Work task:
Where in the material does the word "timestamp" appear? Copy each line that has it.

Data shown:

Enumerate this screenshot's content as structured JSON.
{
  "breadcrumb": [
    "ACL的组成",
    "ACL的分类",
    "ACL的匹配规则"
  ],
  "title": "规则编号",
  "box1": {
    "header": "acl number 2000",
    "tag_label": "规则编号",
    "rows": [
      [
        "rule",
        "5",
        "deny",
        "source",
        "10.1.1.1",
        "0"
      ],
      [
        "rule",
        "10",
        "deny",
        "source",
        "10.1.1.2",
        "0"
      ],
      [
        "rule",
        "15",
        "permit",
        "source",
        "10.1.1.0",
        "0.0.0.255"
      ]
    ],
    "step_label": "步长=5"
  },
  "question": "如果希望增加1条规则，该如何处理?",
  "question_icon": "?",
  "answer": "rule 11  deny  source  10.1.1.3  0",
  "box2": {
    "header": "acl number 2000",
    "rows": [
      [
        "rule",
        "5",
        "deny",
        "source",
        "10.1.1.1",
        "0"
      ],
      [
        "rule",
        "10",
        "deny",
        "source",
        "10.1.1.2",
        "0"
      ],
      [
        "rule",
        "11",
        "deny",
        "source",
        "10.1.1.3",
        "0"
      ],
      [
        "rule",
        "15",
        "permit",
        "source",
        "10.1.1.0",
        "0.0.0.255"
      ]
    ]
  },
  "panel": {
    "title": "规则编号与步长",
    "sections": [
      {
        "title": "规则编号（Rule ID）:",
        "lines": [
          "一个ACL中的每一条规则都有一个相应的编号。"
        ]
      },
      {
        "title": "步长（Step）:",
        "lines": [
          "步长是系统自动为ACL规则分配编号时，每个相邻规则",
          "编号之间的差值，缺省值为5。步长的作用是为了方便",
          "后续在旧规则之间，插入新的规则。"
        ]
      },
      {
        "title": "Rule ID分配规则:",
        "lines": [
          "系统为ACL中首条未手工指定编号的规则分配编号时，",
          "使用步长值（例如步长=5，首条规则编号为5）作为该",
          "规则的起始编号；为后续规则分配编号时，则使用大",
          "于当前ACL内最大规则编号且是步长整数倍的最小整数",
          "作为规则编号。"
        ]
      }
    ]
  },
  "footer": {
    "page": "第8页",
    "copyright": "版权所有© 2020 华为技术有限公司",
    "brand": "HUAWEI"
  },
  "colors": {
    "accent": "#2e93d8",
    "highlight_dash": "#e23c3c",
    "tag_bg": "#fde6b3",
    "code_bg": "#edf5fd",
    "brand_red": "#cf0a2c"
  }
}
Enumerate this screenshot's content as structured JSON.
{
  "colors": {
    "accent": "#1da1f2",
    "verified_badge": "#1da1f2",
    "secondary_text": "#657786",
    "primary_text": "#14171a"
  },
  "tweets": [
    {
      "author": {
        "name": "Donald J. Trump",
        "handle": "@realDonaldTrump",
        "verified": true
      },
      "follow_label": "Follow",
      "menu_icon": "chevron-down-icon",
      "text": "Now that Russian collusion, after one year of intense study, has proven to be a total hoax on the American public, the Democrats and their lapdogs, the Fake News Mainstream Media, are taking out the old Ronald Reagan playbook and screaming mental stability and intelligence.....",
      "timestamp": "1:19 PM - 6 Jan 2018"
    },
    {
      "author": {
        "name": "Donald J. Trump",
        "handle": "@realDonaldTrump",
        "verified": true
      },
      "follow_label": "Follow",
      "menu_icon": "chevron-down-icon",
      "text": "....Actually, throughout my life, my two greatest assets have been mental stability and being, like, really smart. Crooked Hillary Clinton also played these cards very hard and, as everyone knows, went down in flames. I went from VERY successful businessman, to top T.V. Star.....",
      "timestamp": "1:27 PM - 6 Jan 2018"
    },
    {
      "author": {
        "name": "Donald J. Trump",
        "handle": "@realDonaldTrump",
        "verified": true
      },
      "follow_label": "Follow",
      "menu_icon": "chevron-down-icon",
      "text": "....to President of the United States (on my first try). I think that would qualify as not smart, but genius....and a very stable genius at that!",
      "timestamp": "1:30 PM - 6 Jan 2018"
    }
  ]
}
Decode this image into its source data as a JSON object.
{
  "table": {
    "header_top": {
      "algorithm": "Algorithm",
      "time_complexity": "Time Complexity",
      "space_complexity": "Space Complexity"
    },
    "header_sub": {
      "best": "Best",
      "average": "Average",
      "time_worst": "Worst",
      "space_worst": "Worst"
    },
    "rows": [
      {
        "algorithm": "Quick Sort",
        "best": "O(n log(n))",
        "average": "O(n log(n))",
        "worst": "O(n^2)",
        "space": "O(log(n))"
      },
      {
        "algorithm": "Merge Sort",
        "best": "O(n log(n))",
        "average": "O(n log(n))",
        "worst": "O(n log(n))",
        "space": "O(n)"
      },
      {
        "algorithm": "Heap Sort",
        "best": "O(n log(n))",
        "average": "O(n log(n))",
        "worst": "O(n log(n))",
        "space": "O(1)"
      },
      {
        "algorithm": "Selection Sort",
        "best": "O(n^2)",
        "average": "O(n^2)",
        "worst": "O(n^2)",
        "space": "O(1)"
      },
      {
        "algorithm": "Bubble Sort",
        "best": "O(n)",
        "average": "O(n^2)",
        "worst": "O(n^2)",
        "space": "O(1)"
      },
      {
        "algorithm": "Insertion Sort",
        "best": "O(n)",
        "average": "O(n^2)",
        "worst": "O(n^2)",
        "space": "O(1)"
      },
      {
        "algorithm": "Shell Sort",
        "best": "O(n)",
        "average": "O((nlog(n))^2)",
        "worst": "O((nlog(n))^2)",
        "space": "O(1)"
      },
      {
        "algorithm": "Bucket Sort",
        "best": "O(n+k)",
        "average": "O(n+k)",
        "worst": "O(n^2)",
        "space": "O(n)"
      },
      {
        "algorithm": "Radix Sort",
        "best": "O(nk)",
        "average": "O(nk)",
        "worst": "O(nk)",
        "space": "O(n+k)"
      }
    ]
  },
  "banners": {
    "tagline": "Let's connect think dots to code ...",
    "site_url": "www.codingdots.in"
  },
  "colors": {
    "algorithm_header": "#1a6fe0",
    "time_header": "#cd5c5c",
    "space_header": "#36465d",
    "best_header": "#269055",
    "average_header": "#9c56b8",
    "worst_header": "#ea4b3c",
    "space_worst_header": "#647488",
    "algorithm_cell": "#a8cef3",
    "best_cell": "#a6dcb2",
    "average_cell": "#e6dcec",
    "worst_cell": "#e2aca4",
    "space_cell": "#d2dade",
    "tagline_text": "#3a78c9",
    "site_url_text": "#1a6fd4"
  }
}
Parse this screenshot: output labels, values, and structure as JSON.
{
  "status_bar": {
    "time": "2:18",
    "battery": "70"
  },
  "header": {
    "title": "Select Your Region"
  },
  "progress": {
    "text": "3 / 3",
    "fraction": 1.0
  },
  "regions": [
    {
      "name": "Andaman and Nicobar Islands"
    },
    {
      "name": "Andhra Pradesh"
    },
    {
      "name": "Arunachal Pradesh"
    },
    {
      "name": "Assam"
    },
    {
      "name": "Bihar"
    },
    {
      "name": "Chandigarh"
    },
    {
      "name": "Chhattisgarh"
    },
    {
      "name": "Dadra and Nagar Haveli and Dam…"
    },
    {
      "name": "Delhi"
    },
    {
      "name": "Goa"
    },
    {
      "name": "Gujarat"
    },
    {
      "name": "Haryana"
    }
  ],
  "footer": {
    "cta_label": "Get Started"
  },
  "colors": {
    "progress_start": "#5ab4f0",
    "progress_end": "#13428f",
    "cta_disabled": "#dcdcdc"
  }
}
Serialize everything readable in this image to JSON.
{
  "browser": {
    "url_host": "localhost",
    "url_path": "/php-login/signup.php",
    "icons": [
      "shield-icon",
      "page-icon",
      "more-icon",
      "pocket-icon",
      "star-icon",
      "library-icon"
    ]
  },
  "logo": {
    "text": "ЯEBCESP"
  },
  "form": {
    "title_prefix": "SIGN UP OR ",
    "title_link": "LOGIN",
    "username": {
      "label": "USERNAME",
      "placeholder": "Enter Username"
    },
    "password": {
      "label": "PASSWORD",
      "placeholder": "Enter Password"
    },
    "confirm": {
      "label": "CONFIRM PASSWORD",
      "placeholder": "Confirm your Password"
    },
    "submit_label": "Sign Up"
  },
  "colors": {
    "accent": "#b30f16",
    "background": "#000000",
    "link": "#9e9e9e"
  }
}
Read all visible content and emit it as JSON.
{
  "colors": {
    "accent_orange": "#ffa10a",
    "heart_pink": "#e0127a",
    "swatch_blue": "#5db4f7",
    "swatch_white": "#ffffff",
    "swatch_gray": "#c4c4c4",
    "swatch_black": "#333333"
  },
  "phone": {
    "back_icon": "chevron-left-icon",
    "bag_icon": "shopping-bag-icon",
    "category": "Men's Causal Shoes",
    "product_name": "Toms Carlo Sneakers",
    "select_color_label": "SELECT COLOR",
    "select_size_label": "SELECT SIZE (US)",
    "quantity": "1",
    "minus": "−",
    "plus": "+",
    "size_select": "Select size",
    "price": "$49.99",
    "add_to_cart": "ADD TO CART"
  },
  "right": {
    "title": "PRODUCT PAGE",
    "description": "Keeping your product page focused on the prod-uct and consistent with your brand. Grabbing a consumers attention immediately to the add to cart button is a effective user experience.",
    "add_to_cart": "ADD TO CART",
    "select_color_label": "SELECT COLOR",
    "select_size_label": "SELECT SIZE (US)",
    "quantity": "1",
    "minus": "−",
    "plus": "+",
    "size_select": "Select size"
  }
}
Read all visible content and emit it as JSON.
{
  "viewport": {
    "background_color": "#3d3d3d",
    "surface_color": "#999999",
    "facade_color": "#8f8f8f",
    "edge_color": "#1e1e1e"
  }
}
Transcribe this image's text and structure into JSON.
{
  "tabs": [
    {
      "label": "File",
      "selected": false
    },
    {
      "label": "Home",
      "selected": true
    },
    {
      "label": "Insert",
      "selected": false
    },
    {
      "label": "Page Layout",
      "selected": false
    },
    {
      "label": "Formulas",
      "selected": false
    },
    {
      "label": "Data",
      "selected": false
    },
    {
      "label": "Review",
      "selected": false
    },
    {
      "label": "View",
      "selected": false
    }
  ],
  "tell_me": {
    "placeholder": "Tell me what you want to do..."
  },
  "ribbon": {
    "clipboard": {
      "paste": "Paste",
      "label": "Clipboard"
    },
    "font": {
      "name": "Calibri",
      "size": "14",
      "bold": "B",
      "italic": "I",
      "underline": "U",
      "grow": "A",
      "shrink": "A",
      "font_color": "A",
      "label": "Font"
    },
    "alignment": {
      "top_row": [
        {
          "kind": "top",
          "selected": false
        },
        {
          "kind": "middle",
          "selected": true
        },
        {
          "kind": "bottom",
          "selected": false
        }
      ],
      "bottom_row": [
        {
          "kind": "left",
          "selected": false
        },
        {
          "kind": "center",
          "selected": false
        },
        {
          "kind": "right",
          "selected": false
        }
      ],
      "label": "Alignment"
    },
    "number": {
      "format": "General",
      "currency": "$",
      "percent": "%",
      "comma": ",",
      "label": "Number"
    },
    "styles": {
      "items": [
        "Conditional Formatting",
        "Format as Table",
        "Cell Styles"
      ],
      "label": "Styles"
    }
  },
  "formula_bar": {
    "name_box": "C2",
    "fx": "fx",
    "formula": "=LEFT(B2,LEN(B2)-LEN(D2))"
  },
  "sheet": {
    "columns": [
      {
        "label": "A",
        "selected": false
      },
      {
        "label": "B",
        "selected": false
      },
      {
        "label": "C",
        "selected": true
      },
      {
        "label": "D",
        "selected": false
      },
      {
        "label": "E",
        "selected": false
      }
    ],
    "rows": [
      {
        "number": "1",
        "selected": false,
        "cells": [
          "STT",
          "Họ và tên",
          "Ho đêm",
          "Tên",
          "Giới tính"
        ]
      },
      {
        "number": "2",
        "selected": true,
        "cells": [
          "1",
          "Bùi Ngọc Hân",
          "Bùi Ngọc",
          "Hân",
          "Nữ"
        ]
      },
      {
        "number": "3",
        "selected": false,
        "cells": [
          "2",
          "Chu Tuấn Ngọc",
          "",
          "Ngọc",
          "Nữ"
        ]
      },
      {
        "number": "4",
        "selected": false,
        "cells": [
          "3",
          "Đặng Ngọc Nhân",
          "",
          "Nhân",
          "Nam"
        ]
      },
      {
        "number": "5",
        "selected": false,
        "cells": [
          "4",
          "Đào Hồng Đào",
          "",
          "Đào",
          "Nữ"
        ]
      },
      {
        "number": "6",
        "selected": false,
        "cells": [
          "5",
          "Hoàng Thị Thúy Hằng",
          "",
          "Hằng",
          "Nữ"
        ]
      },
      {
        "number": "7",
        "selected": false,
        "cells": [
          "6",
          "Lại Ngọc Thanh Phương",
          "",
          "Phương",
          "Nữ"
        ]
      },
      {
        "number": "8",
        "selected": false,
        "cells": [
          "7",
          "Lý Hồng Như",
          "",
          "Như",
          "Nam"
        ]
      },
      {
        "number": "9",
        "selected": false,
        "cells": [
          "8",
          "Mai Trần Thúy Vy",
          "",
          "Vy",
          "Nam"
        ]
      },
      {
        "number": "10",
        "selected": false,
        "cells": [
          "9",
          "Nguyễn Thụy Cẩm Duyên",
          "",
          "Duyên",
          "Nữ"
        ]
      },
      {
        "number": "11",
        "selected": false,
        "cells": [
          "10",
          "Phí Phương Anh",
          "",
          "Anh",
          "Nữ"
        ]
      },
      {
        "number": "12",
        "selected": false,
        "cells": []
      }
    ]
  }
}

Solution for this task:
      "timestamp": "1:19 PM - 6 Jan 2018"
      "timestamp": "1:27 PM - 6 Jan 2018"
      "timestamp": "1:30 PM - 6 Jan 2018"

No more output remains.